There was terrible loss of life, with at least 290 dead and 1,400 wounded. Many of those who died were civilians who showed daredevil courage, lying down in the path of tanks or wrestling with soldiers for their weapons. Yet the insurrection would be almost completely put down by morning. If you had gone to bed at 10pm and woken up at 7am you might have wondered why the streets were so quiet.

Shortly after dawn, the soldiers on the bridges over the Bosphorus surrendered. I found a taxi driver willing to take me most of the way to the first of the two, then walked the last stretch.

At the far end were the plotters’ abandoned tanks, now being clambered over by men waving flags and chanting the president’s name. About half a dozen motorbikes whizzed up and down carrying pairs of men with white beards and skullcaps, like a crew of Islamist Hells Angels. Trails of crimson blood ran along the tarmac. I later saw images that appeared to show that a captured soldier had been beheaded by the angry crowds.

Even after the confrontation was over, the atmosphere in the city still had a nasty edge, especially for foreigners. Pro-government press continually accuse Western powers and their citizens of orchestrating terror attacks and plots. Spitting with fury, eyes popping, one man shouted at me from the top of a tank: “Tell the West to stop playing games in our country.” Later in the day I was hounded out of the grounds of a hospital by a group of men, furious to learn that not only was I a reporter, I was also English.

The climate of retribution in the aftermath of the failed coup could threaten Turkey’s minorities.
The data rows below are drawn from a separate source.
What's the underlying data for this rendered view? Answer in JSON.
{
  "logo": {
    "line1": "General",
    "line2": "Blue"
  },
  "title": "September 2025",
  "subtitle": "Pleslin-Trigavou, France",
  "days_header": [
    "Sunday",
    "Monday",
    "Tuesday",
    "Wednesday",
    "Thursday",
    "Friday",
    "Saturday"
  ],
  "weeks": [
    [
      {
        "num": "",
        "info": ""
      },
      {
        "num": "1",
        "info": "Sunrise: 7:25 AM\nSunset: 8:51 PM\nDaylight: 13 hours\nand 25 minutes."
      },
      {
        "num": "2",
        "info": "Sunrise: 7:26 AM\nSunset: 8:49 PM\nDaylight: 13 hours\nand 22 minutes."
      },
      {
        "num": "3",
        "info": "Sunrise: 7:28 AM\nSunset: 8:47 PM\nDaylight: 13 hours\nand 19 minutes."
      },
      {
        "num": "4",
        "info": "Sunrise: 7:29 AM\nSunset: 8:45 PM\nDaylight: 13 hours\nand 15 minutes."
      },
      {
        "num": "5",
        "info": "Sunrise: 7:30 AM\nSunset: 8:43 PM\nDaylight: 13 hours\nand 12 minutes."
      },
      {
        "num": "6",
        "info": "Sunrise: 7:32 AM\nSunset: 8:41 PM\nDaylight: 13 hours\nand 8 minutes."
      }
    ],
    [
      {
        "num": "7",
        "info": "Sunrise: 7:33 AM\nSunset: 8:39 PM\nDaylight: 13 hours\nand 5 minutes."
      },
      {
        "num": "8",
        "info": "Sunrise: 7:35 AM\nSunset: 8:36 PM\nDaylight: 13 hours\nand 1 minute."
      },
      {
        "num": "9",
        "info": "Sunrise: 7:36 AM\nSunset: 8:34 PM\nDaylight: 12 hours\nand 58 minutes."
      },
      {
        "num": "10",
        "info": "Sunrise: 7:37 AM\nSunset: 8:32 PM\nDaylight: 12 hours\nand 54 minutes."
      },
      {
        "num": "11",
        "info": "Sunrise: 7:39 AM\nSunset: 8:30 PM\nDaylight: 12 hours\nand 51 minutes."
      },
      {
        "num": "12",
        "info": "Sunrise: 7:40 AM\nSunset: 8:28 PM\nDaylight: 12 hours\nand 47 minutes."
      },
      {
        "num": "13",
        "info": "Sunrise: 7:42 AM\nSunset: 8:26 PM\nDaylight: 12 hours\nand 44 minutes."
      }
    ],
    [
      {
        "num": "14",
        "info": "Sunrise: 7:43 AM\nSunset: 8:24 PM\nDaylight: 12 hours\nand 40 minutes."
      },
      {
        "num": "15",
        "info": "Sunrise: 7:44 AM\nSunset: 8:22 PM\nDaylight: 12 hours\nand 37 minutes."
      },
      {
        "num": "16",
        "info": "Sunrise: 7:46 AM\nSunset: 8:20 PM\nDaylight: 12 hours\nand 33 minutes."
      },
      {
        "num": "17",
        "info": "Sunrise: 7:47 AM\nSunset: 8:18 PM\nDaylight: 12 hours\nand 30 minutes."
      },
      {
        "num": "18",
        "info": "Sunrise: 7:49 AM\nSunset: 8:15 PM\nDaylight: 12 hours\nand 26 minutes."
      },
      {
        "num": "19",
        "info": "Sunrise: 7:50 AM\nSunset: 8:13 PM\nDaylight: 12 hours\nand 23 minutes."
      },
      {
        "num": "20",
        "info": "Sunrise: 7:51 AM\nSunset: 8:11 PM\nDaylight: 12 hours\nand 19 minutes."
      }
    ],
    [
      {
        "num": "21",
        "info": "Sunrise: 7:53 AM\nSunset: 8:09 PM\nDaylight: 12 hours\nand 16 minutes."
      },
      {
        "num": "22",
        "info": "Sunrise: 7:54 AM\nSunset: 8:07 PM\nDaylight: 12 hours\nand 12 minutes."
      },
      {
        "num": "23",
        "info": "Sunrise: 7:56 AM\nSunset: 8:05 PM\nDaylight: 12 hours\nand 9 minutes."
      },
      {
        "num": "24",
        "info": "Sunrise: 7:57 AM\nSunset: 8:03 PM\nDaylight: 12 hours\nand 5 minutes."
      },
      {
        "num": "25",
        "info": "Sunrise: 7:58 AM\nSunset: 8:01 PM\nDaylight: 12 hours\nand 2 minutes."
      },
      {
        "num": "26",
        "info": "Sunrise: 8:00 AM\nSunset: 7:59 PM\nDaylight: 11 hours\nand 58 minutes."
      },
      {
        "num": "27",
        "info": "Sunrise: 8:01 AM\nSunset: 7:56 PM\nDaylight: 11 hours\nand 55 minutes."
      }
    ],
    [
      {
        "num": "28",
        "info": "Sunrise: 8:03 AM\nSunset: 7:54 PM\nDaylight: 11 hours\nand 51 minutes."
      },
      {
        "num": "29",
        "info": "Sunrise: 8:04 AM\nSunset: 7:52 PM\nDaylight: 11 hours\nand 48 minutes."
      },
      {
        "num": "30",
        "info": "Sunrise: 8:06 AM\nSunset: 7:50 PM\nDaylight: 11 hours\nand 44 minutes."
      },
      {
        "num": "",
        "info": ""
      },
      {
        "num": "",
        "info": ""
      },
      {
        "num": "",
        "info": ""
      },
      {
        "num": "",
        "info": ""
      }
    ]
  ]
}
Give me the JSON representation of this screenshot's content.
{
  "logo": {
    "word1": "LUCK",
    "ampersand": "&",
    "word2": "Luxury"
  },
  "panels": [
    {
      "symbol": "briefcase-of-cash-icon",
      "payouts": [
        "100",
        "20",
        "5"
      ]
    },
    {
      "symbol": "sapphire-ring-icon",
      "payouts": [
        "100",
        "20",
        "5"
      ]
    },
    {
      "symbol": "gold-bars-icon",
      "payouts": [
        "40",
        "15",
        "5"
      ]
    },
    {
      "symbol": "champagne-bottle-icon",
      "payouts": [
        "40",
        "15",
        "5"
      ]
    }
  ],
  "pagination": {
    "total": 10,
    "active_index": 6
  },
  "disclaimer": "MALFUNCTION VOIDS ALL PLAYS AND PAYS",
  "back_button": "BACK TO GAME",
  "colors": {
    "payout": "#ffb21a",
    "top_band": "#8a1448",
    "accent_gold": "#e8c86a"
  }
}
In four towns in the south-east, offices of the pro-Kurdish Peoples’ Democratic Party (HDP) were attacked, even though the party had come out against the coup. There were reports of attacks on Syrian-owned properties in Ankara. In these turbulent times, an aggressive nationalism laced with intolerance and xenophobia is sometimes finding outlets.

Erdogan has hailed the foiling of the coup as a triumph for democracy. His opponents fear that he will use the failed plot as cover to crack down hard on his critics and push on with divisive plans to concentrate more powers in the hands of the presidency. They argue that the speed with which thousands in the military, police and legal system have been accused raises concern about due process.

It is far from clear how things will play out. But with war raging against Kurdish militants in the south-east, growing unhappiness at the presence of 2.7 million Syrian refugees, and suicide bombings at a rate of almost one a month, Turkey is highly flammable. It feels like the beginning of a deeply uncertain chapter in this country’s history. 

This article first appeared in the 21 July 2016 issue of the New Statesman, The English Revolt